WHAT IS NEEDED – Would you retype every entry that follows without altering a word?

RECORDED DATA –
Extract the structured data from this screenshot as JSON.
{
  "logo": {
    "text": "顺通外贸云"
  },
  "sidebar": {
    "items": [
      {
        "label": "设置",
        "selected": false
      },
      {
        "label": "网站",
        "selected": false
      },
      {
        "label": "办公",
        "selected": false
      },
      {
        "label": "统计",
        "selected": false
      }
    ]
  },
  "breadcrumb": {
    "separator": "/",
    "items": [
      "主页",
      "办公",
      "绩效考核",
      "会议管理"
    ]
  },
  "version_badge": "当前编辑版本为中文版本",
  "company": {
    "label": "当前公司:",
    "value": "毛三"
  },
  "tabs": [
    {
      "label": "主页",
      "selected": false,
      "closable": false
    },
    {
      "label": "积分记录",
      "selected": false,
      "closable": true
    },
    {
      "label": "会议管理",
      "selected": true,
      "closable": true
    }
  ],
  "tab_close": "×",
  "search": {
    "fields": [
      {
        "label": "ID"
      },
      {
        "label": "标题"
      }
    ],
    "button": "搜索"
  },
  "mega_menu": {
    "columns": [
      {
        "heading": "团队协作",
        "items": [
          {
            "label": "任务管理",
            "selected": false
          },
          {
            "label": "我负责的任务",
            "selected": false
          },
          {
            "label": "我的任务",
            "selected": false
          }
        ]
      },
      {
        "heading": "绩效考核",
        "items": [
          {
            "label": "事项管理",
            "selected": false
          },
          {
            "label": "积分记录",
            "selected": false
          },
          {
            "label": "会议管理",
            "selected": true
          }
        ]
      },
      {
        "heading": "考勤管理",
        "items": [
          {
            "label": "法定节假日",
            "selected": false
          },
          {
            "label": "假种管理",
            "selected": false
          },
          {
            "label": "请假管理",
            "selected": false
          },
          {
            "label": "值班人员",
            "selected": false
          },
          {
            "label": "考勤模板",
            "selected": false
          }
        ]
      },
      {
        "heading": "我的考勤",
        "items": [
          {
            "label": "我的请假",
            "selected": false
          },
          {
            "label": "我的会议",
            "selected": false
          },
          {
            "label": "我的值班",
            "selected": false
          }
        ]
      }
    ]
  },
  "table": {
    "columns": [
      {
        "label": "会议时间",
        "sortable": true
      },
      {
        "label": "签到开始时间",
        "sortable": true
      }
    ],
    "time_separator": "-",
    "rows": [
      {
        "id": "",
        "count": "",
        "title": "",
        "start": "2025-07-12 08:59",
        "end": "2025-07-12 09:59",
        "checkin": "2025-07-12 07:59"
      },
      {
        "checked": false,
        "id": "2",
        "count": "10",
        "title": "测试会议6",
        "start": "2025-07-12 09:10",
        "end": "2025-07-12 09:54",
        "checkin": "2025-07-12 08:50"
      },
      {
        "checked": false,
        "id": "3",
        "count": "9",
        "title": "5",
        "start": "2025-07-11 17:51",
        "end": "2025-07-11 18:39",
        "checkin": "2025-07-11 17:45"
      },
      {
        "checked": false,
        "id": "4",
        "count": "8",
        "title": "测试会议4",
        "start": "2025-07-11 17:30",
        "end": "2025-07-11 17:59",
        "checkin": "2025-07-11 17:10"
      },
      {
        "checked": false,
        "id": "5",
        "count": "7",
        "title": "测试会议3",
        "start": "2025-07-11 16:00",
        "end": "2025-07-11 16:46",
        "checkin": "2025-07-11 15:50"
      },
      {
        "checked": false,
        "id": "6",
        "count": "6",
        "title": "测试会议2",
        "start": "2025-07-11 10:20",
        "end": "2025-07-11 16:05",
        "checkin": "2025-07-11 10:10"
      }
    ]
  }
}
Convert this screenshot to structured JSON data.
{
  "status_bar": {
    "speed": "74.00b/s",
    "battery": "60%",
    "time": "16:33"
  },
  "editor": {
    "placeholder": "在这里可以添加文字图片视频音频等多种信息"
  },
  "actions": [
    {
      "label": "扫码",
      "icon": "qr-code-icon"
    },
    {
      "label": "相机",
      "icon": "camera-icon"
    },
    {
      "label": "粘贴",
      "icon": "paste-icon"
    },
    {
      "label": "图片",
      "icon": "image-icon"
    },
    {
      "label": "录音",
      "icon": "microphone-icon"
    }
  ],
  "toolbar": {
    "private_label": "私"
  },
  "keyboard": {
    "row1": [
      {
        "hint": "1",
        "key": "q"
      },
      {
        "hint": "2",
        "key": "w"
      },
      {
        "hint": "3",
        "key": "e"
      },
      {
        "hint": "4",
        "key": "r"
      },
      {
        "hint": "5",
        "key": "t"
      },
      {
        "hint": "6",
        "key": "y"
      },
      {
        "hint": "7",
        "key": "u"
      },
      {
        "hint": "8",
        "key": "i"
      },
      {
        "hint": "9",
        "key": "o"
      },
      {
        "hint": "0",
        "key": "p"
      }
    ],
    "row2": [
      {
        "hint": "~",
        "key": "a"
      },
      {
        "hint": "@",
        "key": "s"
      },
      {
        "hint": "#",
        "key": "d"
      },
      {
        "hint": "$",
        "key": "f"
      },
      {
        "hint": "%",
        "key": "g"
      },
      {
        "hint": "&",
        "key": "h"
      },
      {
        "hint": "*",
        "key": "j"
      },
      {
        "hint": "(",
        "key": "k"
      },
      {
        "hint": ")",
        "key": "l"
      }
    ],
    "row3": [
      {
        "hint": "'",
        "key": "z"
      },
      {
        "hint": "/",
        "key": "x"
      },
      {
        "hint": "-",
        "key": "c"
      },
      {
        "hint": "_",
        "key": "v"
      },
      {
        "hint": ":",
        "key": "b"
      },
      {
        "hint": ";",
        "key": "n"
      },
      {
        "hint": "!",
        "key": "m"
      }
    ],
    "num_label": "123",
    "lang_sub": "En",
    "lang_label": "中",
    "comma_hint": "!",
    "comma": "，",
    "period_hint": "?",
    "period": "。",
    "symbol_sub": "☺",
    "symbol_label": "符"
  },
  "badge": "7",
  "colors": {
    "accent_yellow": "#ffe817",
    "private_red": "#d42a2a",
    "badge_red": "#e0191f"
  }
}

EXPECTED ANSWER –
Extract the structured data from this screenshot as JSON.
{
  "logo": {
    "text": "顺通外贸云"
  },
  "sidebar": {
    "items": [
      {
        "label": "设置",
        "selected": false
      },
      {
        "label": "网站",
        "selected": false
      },
      {
        "label": "办公",
        "selected": false
      },
      {
        "label": "统计",
        "selected": false
      }
    ]
  },
  "breadcrumb": {
    "separator": "/",
    "items": [
      "主页",
      "办公",
      "绩效考核",
      "会议管理"
    ]
  },
  "version_badge": "当前编辑版本为中文版本",
  "company": {
    "label": "当前公司:",
    "value": "毛三"
  },
  "tabs": [
    {
      "label": "主页",
      "selected": false,
      "closable": false
    },
    {
      "label": "积分记录",
      "selected": false,
      "closable": true
    },
    {
      "label": "会议管理",
      "selected": true,
      "closable": true
    }
  ],
  "tab_close": "×",
  "search": {
    "fields": [
      {
        "label": "ID"
      },
      {
        "label": "标题"
      }
    ],
    "button": "搜索"
  },
  "mega_menu": {
    "columns": [
      {
        "heading": "团队协作",
        "items": [
          {
            "label": "任务管理",
            "selected": false
          },
          {
            "label": "我负责的任务",
            "selected": false
          },
          {
            "label": "我的任务",
            "selected": false
          }
        ]
      },
      {
        "heading": "绩效考核",
        "items": [
          {
            "label": "事项管理",
            "selected": false
          },
          {
            "label": "积分记录",
            "selected": false
          },
          {
            "label": "会议管理",
            "selected": true
          }
        ]
      },
      {
        "heading": "考勤管理",
        "items": [
          {
            "label": "法定节假日",
            "selected": false
          },
          {
            "label": "假种管理",
            "selected": false
          },
          {
            "label": "请假管理",
            "selected": false
          },
          {
            "label": "值班人员",
            "selected": false
          },
          {
            "label": "考勤模板",
            "selected": false
          }
        ]
      },
      {
        "heading": "我的考勤",
        "items": [
          {
            "label": "我的请假",
            "selected": false
          },
          {
            "label": "我的会议",
            "selected": false
          },
          {
            "label": "我的值班",
            "selected": false
          }
        ]
      }
    ]
  },
  "table": {
    "columns": [
      {
        "label": "会议时间",
        "sortable": true
      },
      {
        "label": "签到开始时间",
        "sortable": true
      }
    ],
    "time_separator": "-",
    "rows": [
      {
        "id": "",
        "count": "",
        "title": "",
        "start": "2025-07-12 08:59",
        "end": "2025-07-12 09:59",
        "checkin": "2025-07-12 07:59"
      },
      {
        "checked": false,
        "id": "2",
        "count": "10",
        "title": "测试会议6",
        "start": "2025-07-12 09:10",
        "end": "2025-07-12 09:54",
        "checkin": "2025-07-12 08:50"
      },
      {
        "checked": false,
        "id": "3",
        "count": "9",
        "title": "5",
        "start": "2025-07-11 17:51",
        "end": "2025-07-11 18:39",
        "checkin": "2025-07-11 17:45"
      },
      {
        "checked": false,
        "id": "4",
        "count": "8",
        "title": "测试会议4",
        "start": "2025-07-11 17:30",
        "end": "2025-07-11 17:59",
        "checkin": "2025-07-11 17:10"
      },
      {
        "checked": false,
        "id": "5",
        "count": "7",
        "title": "测试会议3",
        "start": "2025-07-11 16:00",
        "end": "2025-07-11 16:46",
        "checkin": "2025-07-11 15:50"
      },
      {
        "checked": false,
        "id": "6",
        "count": "6",
        "title": "测试会议2",
        "start": "2025-07-11 10:20",
        "end": "2025-07-11 16:05",
        "checkin": "2025-07-11 10:10"
      }
    ]
  }
}
Convert this screenshot to structured JSON data.
{
  "status_bar": {
    "speed": "74.00b/s",
    "battery": "60%",
    "time": "16:33"
  },
  "editor": {
    "placeholder": "在这里可以添加文字图片视频音频等多种信息"
  },
  "actions": [
    {
      "label": "扫码",
      "icon": "qr-code-icon"
    },
    {
      "label": "相机",
      "icon": "camera-icon"
    },
    {
      "label": "粘贴",
      "icon": "paste-icon"
    },
    {
      "label": "图片",
      "icon": "image-icon"
    },
    {
      "label": "录音",
      "icon": "microphone-icon"
    }
  ],
  "toolbar": {
    "private_label": "私"
  },
  "keyboard": {
    "row1": [
      {
        "hint": "1",
        "key": "q"
      },
      {
        "hint": "2",
        "key": "w"
      },
      {
        "hint": "3",
        "key": "e"
      },
      {
        "hint": "4",
        "key": "r"
      },
      {
        "hint": "5",
        "key": "t"
      },
      {
        "hint": "6",
        "key": "y"
      },
      {
        "hint": "7",
        "key": "u"
      },
      {
        "hint": "8",
        "key": "i"
      },
      {
        "hint": "9",
        "key": "o"
      },
      {
        "hint": "0",
        "key": "p"
      }
    ],
    "row2": [
      {
        "hint": "~",
        "key": "a"
      },
      {
        "hint": "@",
        "key": "s"
      },
      {
        "hint": "#",
        "key": "d"
      },
      {
        "hint": "$",
        "key": "f"
      },
      {
        "hint": "%",
        "key": "g"
      },
      {
        "hint": "&",
        "key": "h"
      },
      {
        "hint": "*",
        "key": "j"
      },
      {
        "hint": "(",
        "key": "k"
      },
      {
        "hint": ")",
        "key": "l"
      }
    ],
    "row3": [
      {
        "hint": "'",
        "key": "z"
      },
      {
        "hint": "/",
        "key": "x"
      },
      {
        "hint": "-",
        "key": "c"
      },
      {
        "hint": "_",
        "key": "v"
      },
      {
        "hint": ":",
        "key": "b"
      },
      {
        "hint": ";",
        "key": "n"
      },
      {
        "hint": "!",
        "key": "m"
      }
    ],
    "num_label": "123",
    "lang_sub": "En",
    "lang_label": "中",
    "comma_hint": "!",
    "comma": "，",
    "period_hint": "?",
    "period": "。",
    "symbol_sub": "☺",
    "symbol_label": "符"
  },
  "badge": "7",
  "colors": {
    "accent_yellow": "#ffe817",
    "private_red": "#d42a2a",
    "badge_red": "#e0191f"
  }
}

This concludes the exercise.